The Pennsylvania Green Party is making inroads into the one-party stronghold of Philadelphia. Union activist Hugh Giordano is creating a Green political network to push back against the government policies that target working people.
This is an example of the kind of work that will be needed in SC, as budget shortfalls give politicians like Nikki Halley the opportunity to defund social programs.
Hugh ran for the PA State Assembly against an entrenched Democrat, receiving 18% of the vote. The campaign has not stopped on election day. The Philadelphia Greens are continuing to campaign, as the Philly Weekly article describes.
Giordano’s vote was hurt by the straight ticket device, which we also have in SC. He rails against it in the first paragraphs of the article…and he’s right to. The straight ticket vote hurts independent voting all down the ticket.
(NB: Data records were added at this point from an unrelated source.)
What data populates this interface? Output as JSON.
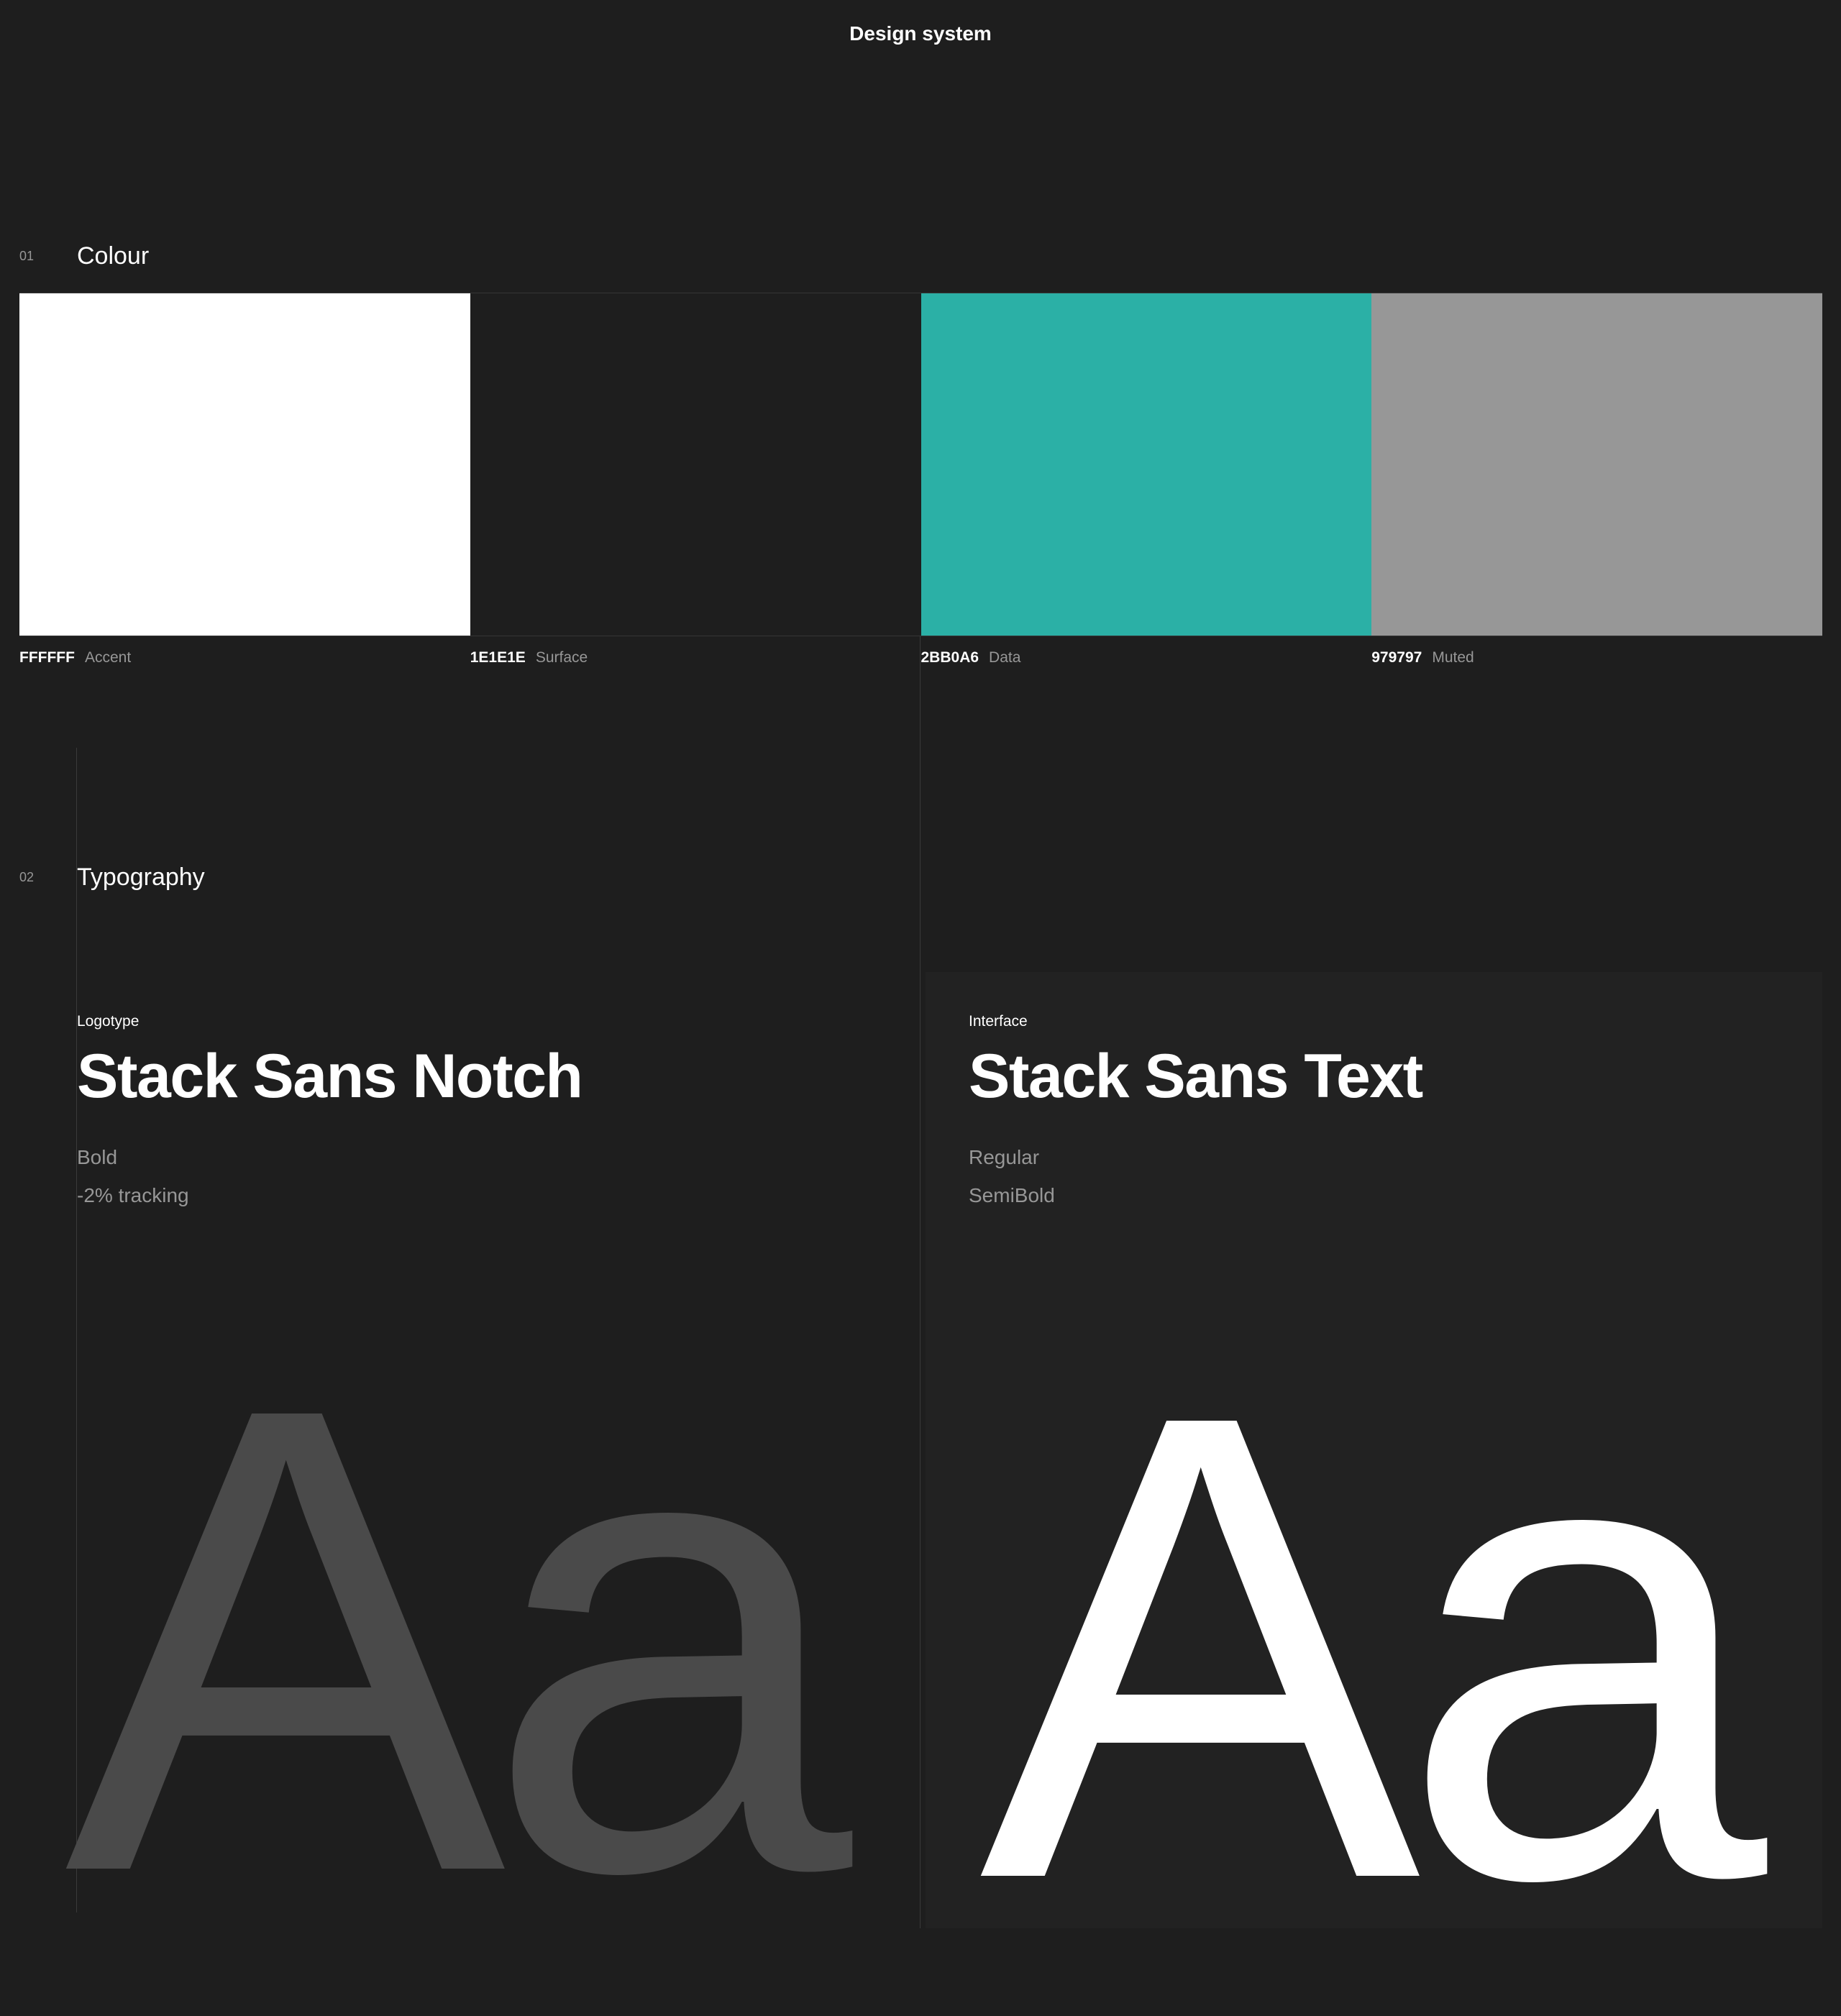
{
  "header": {
    "title": "Design system"
  },
  "colour": {
    "number": "01",
    "title": "Colour",
    "swatches": [
      {
        "hex": "FFFFFF",
        "name": "Accent",
        "color": "#FFFFFF"
      },
      {
        "hex": "1E1E1E",
        "name": "Surface",
        "color": "#1E1E1E"
      },
      {
        "hex": "2BB0A6",
        "name": "Data",
        "color": "#2BB0A6"
      },
      {
        "hex": "979797",
        "name": "Muted",
        "color": "#979797"
      }
    ]
  },
  "typography": {
    "number": "02",
    "title": "Typography",
    "logotype": {
      "label": "Logotype",
      "font_name": "Stack Sans Notch",
      "specs": [
        "Bold",
        "-2% tracking"
      ],
      "sample": "Aa",
      "sample_color": "#4A4A4A"
    },
    "interface": {
      "label": "Interface",
      "font_name": "Stack Sans Text",
      "specs": [
        "Regular",
        "SemiBold"
      ],
      "sample": "Aa",
      "sample_color": "#FFFFFF"
    }
  }
}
An analysis of the 2010 South Carolina Senate vote by the SC Green Party shows that 85% of the Democratic vote came from straight ticket-voters.
It’s Easy Being Green (With Help of Labor Unions)
Third-party candidates emerge as champions of the working-class.
By Randy LoBasso, Philadelphia Weekly
Hide your unions, Democrats, because the Green Party is coming to take them away.
Union support and third-party candidates don’t usually mix (especially in this union-backed Democratic stronghold), but a recent state representative race that you probably missed entirely suggests that that could change.
Hugh Giordano, a 26-year-old, Roxborough native and food workers’ union organizer for UFCW Local 152, ran on the Green Party ticket against Democrat Lou Agre for a seat in the 194th. He lost, but garnered 18 percent of the vote (23 percent in Philly)—an unprecedented number for a third-party candidate. He may have his district’s attention, but Giordano and the Green Party of Philadelphia want everyone to know that when it comes to the ballot, three isn’t a crowd. What’s more, they’ve got heavy union support—typically an automatic vote for Democrats—to help them.
“They want you to be stupid,” he says of the “party button,” which essentially allows citizens to vote along party lines without looking at who’s up for election. “It’s a way to control the voter. If you go in there and you think you’re a Democrat, you hit the Democrat button and don’t think about anyone else [in the two-party system]. Republicans and Democrats don’t identify themselves as voters. They identify themselves as a party. The party system is very slick.”
Giordano’s disgust with the system compelled him to approach union workers across the city. He wrote an open letter to them, and in it he blames both the Democratic and Republican parties for turning their backs on the working class: “Union brothers and sisters,” he wrote, “when any one of us becomes “fearful” or “controlled” by a political party—it’s time to step down and pass the torch on. WE are the voice of working people, and WE should be telling these politicians what to do; not the other way around.
“We owe the Democrats and Republicans NOTHING, because they have done NOTHING for our members, for our contracts, and for the movement. How much longer are we going to support a bunch of failures?”